The interventionist and authoritarian policies of Turkish President Recep Tayyip Erdoğan have left him without regional allies and his attempt at reconciling with Egypt is an act of desperation, analyst Hany Ghoraba wrote for the U.S.-based weekly magazine Algemeiner.
But Egypt is not enthusiastic about the olive branch extended by Ankara, the analyst said, noting that the ruling Justice and Development Party’s (AKP) neo-Ottoman ideology and the role Turkey has played in supporting the Muslim Brotherhood.
The two countries broke off relations after the 2013 overthrow of Egypt’s first democratically elected President Mohamed Morsi, the leader of the Brotherhood-affiliated Freedom and Justice Party. Erdoğan, who had forged close ties with Morsi, opposed the military takeover and has frequently denounced el-Sisi as a dictator.

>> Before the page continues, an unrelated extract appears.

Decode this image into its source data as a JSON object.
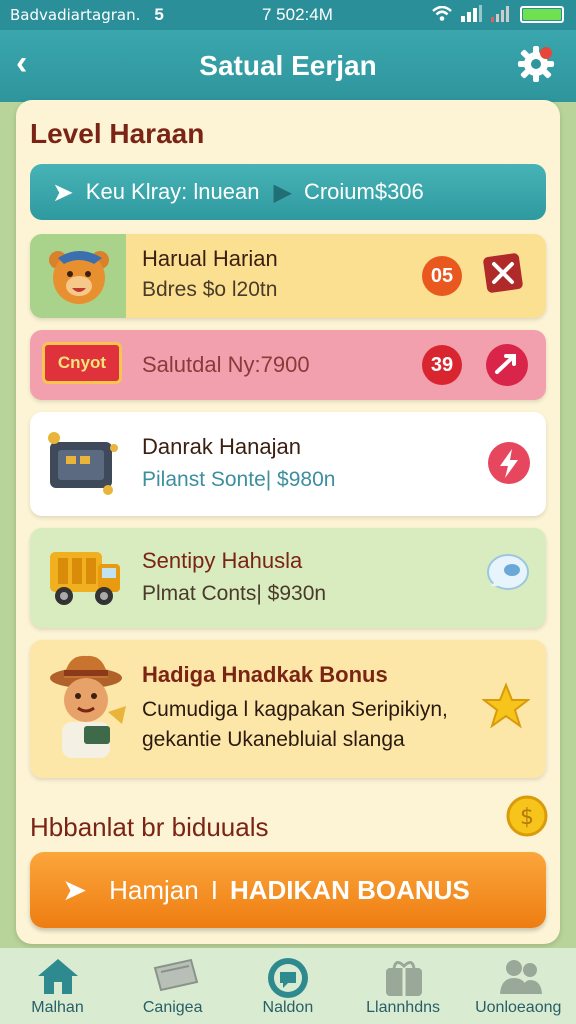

Egyptian authorities regard Erdoğan’s government as a main proponent of the Muslim Brotherhood, Ghoraba said, an Islamist ideology and a terrorist group that is considered the main enemy of the North African country.
“Accordingly, improved relations with Erdogan are not high on Egypt’s agenda, and may not happen,” he said.
Relations between Turkey and Egypt further deteriorated after the countries backed rival sides in a conflict in Libya and agreed conflicting maritime deals with countries in the eastern Mediterranean.
“Under Erdogan, Turkey has become isolated, which became more apparent when Egypt launched the East Mediterranean Gas Forum EMGF in 2019,” Ghoraba said.
Turkey has also been targeted by the EU, Ghoraba said, underlining the bloc’s economic and political sanctions over unilateral gas exploration in waters that Cyprus and Greece already claim.